[EXERCISE OBJECTIVE] Look for "this" in each line of the records, and copy the lines that have it.

(Records from a dataset)
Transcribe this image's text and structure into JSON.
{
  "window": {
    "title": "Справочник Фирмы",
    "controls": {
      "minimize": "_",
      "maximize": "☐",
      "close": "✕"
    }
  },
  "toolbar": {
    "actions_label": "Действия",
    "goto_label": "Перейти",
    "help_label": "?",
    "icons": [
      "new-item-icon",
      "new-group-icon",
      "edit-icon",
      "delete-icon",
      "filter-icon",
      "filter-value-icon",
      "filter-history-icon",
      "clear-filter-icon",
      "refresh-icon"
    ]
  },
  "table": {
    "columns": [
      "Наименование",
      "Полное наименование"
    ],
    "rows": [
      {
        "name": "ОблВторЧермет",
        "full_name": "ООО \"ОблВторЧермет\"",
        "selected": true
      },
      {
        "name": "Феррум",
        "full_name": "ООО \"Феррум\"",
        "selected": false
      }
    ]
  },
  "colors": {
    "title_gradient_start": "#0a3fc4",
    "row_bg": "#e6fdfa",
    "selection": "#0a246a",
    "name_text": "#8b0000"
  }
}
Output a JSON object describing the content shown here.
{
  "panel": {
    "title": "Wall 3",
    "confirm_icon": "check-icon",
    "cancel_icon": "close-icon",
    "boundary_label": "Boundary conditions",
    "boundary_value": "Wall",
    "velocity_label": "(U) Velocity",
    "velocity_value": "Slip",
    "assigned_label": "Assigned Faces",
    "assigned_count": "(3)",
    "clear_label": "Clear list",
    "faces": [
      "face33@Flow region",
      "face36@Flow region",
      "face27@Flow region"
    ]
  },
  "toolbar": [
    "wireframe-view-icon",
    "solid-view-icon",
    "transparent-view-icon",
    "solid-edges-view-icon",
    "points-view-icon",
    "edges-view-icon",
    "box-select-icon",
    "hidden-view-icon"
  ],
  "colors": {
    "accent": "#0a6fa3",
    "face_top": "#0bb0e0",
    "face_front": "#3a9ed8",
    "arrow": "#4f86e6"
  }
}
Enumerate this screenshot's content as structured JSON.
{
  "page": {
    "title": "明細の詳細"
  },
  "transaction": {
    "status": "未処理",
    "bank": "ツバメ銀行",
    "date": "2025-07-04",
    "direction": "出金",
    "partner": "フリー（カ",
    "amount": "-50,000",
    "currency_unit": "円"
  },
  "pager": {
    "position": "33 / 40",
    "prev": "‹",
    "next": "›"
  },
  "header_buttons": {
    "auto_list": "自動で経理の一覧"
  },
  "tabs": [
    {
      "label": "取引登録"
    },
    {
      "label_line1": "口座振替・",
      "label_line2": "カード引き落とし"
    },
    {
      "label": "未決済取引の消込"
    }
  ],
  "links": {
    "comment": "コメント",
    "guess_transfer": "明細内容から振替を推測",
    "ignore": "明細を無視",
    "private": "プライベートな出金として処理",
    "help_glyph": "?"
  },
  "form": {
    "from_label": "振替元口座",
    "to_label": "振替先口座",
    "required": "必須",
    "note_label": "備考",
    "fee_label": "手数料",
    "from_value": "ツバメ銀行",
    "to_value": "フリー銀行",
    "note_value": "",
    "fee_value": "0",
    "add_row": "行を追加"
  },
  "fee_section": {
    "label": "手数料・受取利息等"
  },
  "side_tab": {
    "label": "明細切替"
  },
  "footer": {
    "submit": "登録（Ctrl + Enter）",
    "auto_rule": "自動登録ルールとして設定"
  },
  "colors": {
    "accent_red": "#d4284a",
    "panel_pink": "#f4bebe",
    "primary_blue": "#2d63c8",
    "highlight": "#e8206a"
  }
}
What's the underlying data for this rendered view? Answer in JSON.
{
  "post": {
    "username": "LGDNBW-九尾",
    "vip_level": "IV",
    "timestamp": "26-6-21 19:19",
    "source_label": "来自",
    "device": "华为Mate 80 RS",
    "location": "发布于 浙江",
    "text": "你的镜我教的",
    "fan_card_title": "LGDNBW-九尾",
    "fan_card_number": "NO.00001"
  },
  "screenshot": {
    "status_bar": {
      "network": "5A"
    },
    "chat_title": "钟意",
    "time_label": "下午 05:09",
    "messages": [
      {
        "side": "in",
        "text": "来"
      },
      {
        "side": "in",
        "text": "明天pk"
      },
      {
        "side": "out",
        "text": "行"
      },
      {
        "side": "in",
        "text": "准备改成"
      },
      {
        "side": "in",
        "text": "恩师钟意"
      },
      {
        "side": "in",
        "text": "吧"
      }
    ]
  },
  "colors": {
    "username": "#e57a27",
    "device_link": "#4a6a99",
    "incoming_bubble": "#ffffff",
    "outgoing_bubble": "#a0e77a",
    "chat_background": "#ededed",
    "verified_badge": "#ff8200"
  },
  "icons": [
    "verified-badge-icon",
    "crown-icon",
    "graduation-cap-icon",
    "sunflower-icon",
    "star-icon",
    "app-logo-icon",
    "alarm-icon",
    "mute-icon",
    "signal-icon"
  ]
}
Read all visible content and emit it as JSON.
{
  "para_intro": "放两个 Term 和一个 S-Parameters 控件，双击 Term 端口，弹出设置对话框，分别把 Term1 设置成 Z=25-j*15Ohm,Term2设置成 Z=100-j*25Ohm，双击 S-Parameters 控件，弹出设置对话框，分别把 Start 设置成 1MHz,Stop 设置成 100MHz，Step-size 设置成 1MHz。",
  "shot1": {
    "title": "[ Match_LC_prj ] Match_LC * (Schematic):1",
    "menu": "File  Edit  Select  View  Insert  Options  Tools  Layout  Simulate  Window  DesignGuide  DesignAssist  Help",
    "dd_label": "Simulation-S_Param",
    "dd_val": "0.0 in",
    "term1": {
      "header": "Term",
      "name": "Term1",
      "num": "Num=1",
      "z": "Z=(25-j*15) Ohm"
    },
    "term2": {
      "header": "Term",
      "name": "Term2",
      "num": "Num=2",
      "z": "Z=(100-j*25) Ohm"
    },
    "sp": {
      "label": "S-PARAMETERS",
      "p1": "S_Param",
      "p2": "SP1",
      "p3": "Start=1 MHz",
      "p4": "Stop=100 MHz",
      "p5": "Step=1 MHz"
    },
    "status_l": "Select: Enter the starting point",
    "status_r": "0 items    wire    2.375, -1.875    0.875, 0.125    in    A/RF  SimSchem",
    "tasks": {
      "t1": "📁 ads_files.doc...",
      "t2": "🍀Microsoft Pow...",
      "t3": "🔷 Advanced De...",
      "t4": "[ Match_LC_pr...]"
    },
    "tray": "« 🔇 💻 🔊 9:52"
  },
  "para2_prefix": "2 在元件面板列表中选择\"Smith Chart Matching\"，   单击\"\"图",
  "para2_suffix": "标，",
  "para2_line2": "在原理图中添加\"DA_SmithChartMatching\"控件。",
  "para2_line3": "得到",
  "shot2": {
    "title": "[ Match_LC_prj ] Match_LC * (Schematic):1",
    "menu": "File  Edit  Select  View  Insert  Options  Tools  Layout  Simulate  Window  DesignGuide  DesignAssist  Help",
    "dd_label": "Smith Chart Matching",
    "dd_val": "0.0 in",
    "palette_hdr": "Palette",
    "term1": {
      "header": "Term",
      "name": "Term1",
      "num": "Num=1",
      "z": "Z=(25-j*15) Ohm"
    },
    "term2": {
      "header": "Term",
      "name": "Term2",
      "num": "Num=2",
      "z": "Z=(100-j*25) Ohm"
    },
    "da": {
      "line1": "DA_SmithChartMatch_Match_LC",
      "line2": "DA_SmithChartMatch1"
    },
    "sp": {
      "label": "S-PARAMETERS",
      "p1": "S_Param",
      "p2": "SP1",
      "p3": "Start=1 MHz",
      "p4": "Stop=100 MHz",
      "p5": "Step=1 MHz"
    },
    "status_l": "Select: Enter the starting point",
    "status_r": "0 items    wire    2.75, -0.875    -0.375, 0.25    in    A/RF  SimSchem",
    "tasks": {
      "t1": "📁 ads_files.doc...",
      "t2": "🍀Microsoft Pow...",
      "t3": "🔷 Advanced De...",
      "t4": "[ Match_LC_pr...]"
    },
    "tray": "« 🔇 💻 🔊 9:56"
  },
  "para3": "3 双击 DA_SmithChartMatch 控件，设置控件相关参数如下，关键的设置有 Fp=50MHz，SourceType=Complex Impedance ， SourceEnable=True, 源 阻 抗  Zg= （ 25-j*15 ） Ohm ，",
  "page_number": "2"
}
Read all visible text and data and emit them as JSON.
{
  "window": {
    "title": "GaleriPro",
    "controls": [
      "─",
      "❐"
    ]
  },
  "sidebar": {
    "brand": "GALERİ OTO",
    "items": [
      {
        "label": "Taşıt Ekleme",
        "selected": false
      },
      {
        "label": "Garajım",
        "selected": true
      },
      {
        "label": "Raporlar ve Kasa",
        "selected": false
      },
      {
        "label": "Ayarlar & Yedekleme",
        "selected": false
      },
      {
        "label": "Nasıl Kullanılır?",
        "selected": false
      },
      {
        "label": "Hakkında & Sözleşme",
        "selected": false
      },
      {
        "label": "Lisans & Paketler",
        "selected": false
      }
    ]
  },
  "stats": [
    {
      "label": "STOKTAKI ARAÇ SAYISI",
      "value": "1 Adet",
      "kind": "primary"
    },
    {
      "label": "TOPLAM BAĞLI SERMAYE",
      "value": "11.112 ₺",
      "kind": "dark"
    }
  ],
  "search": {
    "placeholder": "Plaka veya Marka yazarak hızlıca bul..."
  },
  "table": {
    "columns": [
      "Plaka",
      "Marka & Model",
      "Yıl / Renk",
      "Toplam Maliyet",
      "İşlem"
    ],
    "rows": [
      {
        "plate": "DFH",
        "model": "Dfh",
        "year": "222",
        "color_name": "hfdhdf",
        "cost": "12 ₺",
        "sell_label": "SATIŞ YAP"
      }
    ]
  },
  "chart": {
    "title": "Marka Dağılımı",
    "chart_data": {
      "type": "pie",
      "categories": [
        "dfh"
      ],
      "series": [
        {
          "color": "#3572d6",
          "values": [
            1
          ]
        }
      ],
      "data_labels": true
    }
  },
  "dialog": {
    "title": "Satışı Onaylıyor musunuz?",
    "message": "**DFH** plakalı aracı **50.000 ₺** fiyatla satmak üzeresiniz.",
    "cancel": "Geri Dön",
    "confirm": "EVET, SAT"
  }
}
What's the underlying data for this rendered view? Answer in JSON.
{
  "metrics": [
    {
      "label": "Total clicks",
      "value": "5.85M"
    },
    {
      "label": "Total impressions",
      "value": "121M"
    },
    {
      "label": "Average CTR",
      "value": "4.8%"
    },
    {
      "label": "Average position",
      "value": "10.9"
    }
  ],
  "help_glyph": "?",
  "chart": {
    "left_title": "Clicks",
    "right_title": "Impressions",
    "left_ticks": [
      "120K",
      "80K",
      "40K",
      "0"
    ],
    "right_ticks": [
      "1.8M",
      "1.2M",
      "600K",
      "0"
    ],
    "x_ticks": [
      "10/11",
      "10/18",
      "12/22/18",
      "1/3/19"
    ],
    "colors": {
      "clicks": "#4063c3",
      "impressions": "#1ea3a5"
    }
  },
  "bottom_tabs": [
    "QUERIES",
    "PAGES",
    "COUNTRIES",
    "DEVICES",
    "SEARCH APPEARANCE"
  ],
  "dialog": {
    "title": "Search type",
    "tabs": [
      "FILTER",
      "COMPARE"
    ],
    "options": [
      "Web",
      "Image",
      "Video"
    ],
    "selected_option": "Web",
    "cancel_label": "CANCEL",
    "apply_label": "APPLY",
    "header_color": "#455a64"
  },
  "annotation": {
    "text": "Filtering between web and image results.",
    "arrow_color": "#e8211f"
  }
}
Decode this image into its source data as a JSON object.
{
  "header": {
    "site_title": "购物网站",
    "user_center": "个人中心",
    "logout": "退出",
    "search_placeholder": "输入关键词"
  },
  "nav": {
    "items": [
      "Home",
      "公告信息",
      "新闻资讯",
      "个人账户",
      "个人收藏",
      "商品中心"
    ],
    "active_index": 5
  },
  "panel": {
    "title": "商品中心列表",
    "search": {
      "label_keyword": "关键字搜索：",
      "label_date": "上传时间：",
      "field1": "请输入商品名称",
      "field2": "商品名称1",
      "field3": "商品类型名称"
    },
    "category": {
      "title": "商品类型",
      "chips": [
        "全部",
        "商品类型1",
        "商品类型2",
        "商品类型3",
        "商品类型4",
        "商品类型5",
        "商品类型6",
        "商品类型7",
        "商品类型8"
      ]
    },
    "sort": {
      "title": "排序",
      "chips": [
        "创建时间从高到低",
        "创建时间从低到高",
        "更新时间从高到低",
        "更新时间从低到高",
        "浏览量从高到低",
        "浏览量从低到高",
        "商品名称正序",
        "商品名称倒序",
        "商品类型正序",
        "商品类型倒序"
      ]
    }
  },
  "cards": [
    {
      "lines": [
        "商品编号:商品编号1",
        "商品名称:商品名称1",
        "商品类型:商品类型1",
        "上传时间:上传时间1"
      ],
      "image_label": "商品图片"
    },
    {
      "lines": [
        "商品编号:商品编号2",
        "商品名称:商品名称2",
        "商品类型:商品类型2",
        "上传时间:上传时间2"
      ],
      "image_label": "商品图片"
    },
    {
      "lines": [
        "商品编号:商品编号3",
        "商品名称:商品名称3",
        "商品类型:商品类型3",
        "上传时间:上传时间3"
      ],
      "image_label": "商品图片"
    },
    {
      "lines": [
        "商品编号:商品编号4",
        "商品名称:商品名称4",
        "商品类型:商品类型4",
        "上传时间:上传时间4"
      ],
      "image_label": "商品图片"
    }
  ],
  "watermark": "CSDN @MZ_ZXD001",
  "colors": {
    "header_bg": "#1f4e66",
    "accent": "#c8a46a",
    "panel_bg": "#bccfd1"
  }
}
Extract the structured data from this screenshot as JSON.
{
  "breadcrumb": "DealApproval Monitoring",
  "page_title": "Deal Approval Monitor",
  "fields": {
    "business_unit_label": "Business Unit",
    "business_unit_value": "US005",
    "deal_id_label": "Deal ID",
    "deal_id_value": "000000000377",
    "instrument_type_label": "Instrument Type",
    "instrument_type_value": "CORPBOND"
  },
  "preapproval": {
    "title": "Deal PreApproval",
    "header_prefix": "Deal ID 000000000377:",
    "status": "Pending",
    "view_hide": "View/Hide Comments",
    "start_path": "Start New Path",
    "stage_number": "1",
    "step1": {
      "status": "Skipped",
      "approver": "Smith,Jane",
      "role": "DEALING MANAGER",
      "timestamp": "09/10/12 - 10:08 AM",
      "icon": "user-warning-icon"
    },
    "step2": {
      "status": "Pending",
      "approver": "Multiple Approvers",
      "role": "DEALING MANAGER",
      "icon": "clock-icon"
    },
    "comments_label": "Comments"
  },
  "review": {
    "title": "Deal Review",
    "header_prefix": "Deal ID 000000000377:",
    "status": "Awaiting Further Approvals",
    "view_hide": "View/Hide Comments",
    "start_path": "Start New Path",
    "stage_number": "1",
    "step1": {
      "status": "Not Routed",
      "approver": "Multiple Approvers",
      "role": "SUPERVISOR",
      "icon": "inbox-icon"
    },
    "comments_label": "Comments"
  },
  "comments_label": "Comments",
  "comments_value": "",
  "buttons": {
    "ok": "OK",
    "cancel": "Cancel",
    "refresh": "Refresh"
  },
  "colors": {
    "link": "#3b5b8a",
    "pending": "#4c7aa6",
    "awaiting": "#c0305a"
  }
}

[OUTPUT OF THE TASK]
Transcribe this image's text and structure into JSON.
Enumerate this screenshot's content as structured JSON.
What's the underlying data for this rendered view? Answer in JSON.
What's the underlying data for this rendered view? Answer in JSON.
Decode this image into its source data as a JSON object.
Extract the structured data from this screenshot as JSON.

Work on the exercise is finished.